According to the official account of the events, the two young people were carrying Molotov cocktails, which unexpectedly exploded, causing their injuries. Some hours after the soldiers attacked, the pair were found lying in an irrigation channel in the city's outskirts. Rojas, who had American citizenship, died of his injuries four days later.


'Someone began to pour benzene all over me.'

Pinochet, who died in 2006, addressed the immolation at the time.

"It's very odd that the jacket the young man wore was not burned on its outer side. The burn was on the inside. It gives me the idea that maybe he was hiding something, it exploded, and he got burned," Pinochet said in a radio interview in 1986.

The "Caso Quemados" incident remained dormant for years, after Chile's justice system closed it in 1993 yielding just one arrest. But on Wednesday, Quintana filed a lawsuit against those responsible for the crime that left her with a severely scarred face.

"We are extending this process to reach all of the existing armed forces' institutional policies that conceal crimes against humanity," Quintana said while she presented the lawsuit.

In a brief interview with VICE News on Tuesday, she recalled how the attack played out.

"They beat us up. Then, they turned me around and someone began to pour benzene all over me. They also sprayed Rodrigo, who was lying on the ground," Quintana said. "In that moment there were two patrol cars, and a third one arrived, adding up to thirty soldiers around us, who then threw fire at us."

Related: Chile's Bachelet 'Redirects Attention' From Corruption Scandals With Call For a New Constitution

In recent days, Chilean police made arrests of the aging ex soldiers in their homes.
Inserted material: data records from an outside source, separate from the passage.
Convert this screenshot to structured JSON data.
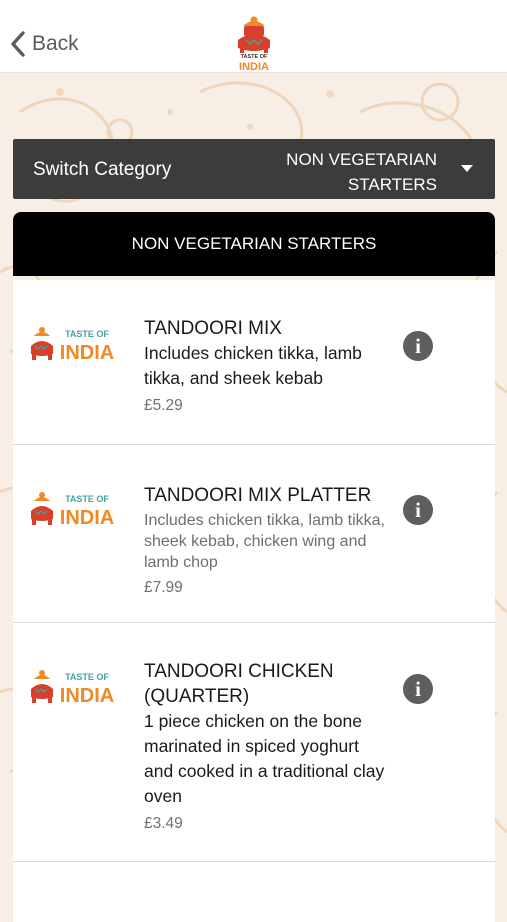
{
  "header": {
    "back_label": "Back",
    "logo_text_top": "TASTE OF",
    "logo_text_main": "INDIA"
  },
  "switch_category": {
    "label": "Switch Category",
    "value_line1": "NON VEGETARIAN",
    "value_line2": "STARTERS"
  },
  "category_title": "NON VEGETARIAN STARTERS",
  "items": [
    {
      "thumb_top": "TASTE OF",
      "thumb_main": "INDIA",
      "name": "TANDOORI MIX",
      "description": "Includes chicken tikka, lamb tikka, and sheek kebab",
      "price": "£5.29",
      "info_icon": "info-icon"
    },
    {
      "thumb_top": "TASTE OF",
      "thumb_main": "INDIA",
      "name": "TANDOORI MIX PLATTER",
      "description": "Includes chicken tikka, lamb tikka, sheek kebab, chicken wing and lamb chop",
      "price": "£7.99",
      "info_icon": "info-icon"
    },
    {
      "thumb_top": "TASTE OF",
      "thumb_main": "INDIA",
      "name": "TANDOORI CHICKEN (QUARTER)",
      "description": "1 piece chicken on the bone marinated in spiced yoghurt and cooked in a traditional clay oven",
      "price": "£3.49",
      "info_icon": "info-icon"
    }
  ],
  "colors": {
    "accent_orange": "#f08a24",
    "logo_red": "#d8402c",
    "background": "#f7efe6",
    "dark_bar": "#3c3c3c"
  }
}
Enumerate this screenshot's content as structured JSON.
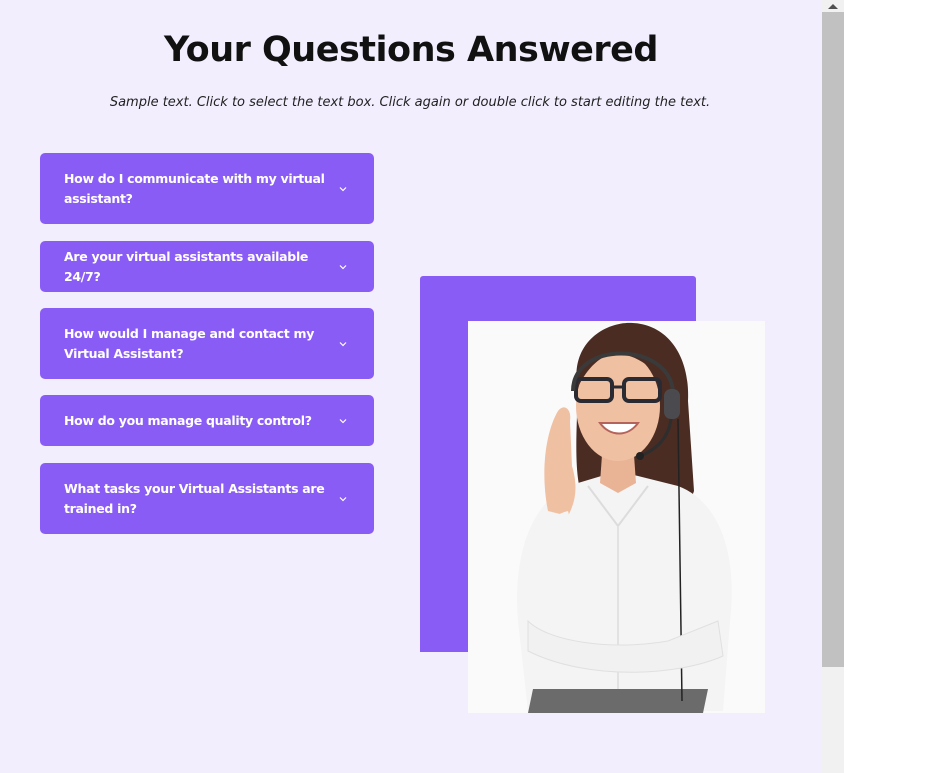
{
  "header": {
    "title": "Your Questions Answered",
    "subtitle": "Sample text. Click to select the text box. Click again or double click to start editing the text."
  },
  "faq": {
    "items": [
      {
        "question": "How do I communicate with my virtual assistant?",
        "icon": "chevron-down-icon"
      },
      {
        "question": "Are your virtual assistants available 24/7?",
        "icon": "chevron-down-icon"
      },
      {
        "question": "How would I manage and contact my Virtual Assistant?",
        "icon": "chevron-down-icon"
      },
      {
        "question": "How do you manage quality control?",
        "icon": "chevron-down-icon"
      },
      {
        "question": "What tasks your Virtual Assistants are trained in?",
        "icon": "chevron-down-icon"
      }
    ]
  },
  "colors": {
    "accent": "#8a5cf6",
    "background": "#f2eefe",
    "title": "#111111",
    "button_text": "#ffffff",
    "scroll_thumb": "#c1c1c1"
  },
  "scrollbar": {
    "up_icon": "arrow-up-icon"
  }
}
Another former soldier, Pedro Franco Rivas, also broke his silence and said publicly he was forced to lie about the incident. According to Rivas, the military took all of those involved to a base and hired a team of lawyers to make up the versions of the incident that they would later tell.


Veronica de Negri, mother of the dead American photographer, told VICE News on Tuesday that she expected more arrests in the future.

"I expect new confessions to be made, that the soldiers keep breaking the pact of silence," she said. "My dream is that the highest military officials will be brought to justice. Let's not forget that more than thirty soldiers took part in the event, and half of them are still free."

The reopening of the case came as a notorious member of the regime, of Manuel Contreras, is in delicate health in prison, sparking speculation that he may soon die.

Although unrelated to the 1986 case, Contreras, the former chief of intelligence for Pinochet, is considered one of the dictatorship's worst criminals. He has been sentenced to 505 years in prison for several crimes, including the 1976 bombing assassination of a minister at the Chilean embassy in Washington DC.

Related: Chile Braced for Unrest on Anniversary of Pinochet Coup

Follow Nicolas Rios on Twitter: @nicorios